Rated PG-13

Three out of five stars

Oh boy.

That probably doesn’t sound promising, though "The Intern" isn't as bad as my exasperation might make it seem. Written and directed by Nancy Meyers -- who gave us the 2009 Meryl Streep-Alec Baldwin midlife romantic comedy "It's Complicated" -- "The Intern" stars Robert De Niro as Ben Whittaker, an incredibly classy, retired widower who served as an executive for a company that printed phone books. Bored with retirement, Ben learns of an internship program for retirees and decides to give it a shot.

That's when Ben meets Jules, who founded and runs the Web-based clothing company seeking senior interns. Anne Hathaway plays Jules, whom Meyers attempts to make colorful and interesting by forcing Jules' employees to fear her, even though Jules never really displays fearsome behavior -- in fact, there is absolutely nothing scary about her. Jules also has a handsome and seemingly understanding husband, played by Anders Holm (TV's "Workaholics"), and an adorable daughter, portrayed by 7-year-old first-time actress JoJo Kushner.

As Ben’s backstory unfolds, we learn the most interesting thing about him is he’s played by Robert De Niro. Likewise, the most interesting thing about Jules is she’s played by Anne Hathaway.

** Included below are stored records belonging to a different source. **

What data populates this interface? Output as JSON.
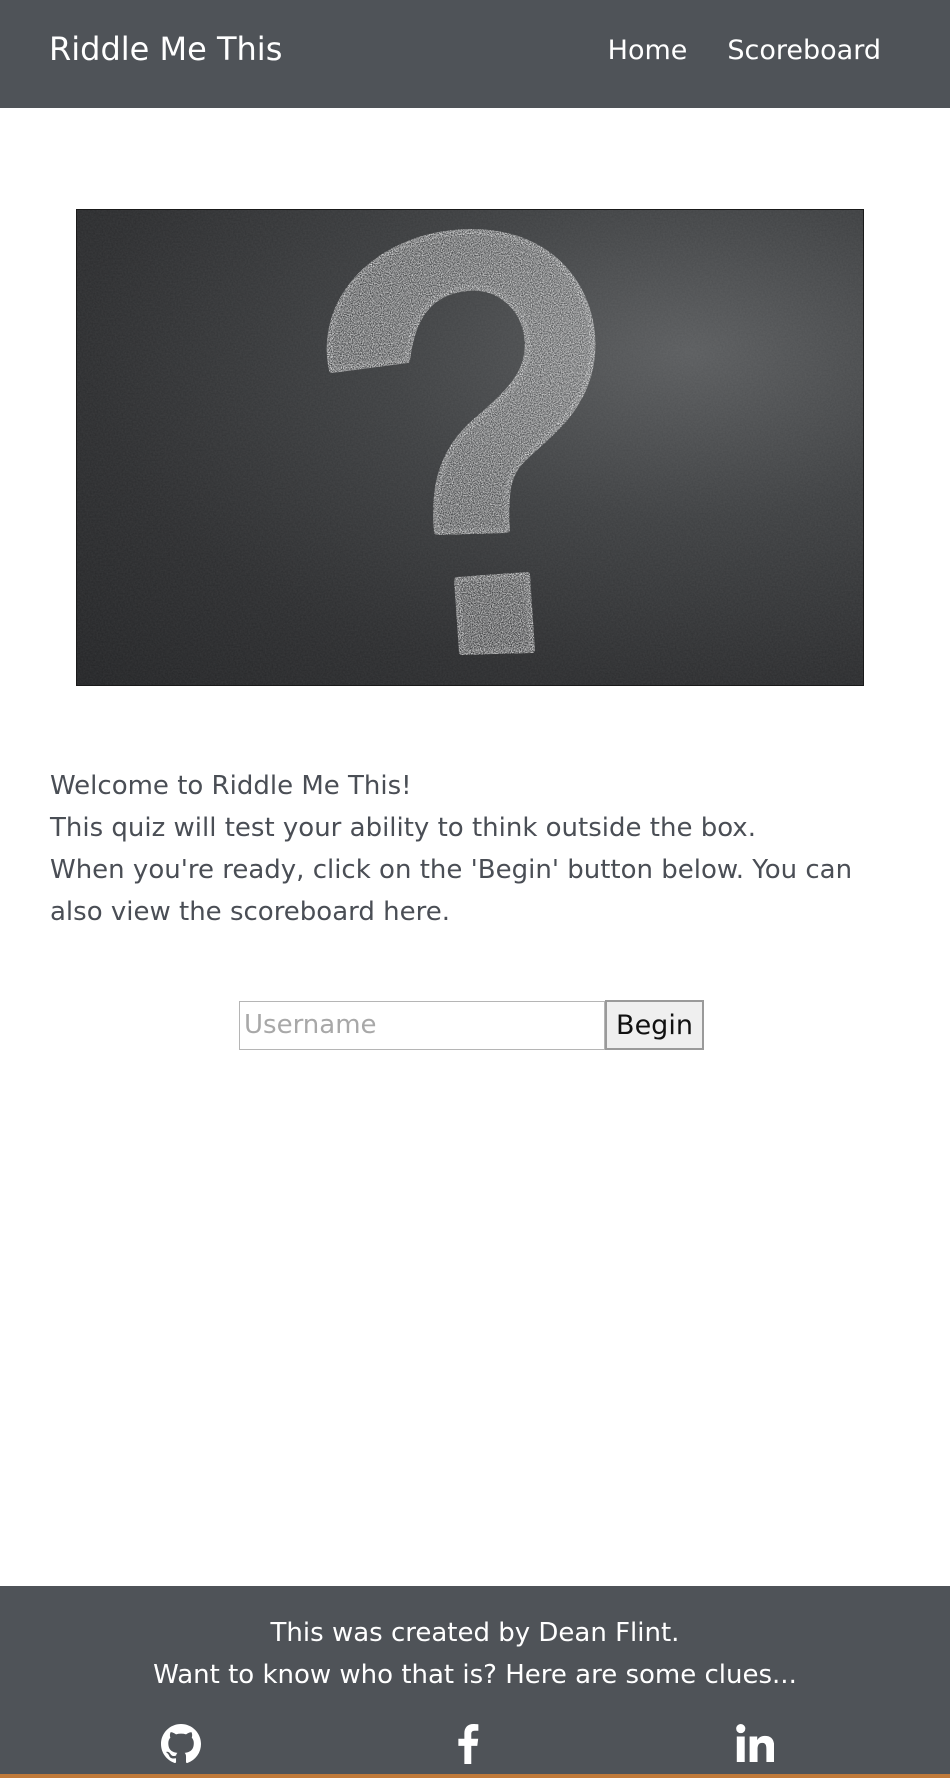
{
  "navbar": {
    "brand": "Riddle Me This",
    "links": [
      {
        "label": "Home"
      },
      {
        "label": "Scoreboard"
      }
    ]
  },
  "hero": {
    "image_alt": "Chalk question mark on a blackboard"
  },
  "welcome": {
    "line1": "Welcome to Riddle Me This!",
    "line2": "This quiz will test your ability to think outside the box.",
    "line3": "When you're ready, click on the 'Begin' button below. You can also view the scoreboard here."
  },
  "form": {
    "username_placeholder": "Username",
    "username_value": "",
    "begin_label": "Begin"
  },
  "footer": {
    "line1": "This was created by Dean Flint.",
    "line2": "Want to know who that is? Here are some clues...",
    "social": [
      {
        "icon": "github-icon"
      },
      {
        "icon": "facebook-icon"
      },
      {
        "icon": "linkedin-icon"
      }
    ]
  },
  "colors": {
    "nav_bg": "#4f5358",
    "footer_bg": "#4f5358",
    "text": "#4a4e55",
    "bottom_strip": "#c07a3a"
  }
}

Everything that happens in this movie smacks of Meyers trying to force her characters, through attributes and dialog, into seeming likeable and hip. Giving advice to his much younger supervisor seeking advice about a co-worker in whom he’s interested, Ben quips, “You didn’t talk to her? What did ya do, send her a tweet?”

A little later, we watch Ben attempting to set up a Facebook account. We get it: he's a 70-year-old trying to adapt to the modern world, but Meyers is a bit overzealous and clumsy with how she handles it. Likewise, while the idea of Jules is admirable, her character feels manufactured. Look, who wouldn’t respect a young woman who creates a wildly successful start-up? Who wouldn’t empathize with her daily balancing act between job, family and health? If only it seemed organic, with some real, dramatic tension and not so, well, clumsy.

Having said all that, Meyers was not clumsy with her casting. De Niro and Hathaway’s very real chemistry is enjoyable and transcends "The Intern's" many shortcomings. De Niro, in particular, again sheds his tough-guy veneer and is convincing as a wise, dapper grandfather from Brooklyn who was never really ready to retire.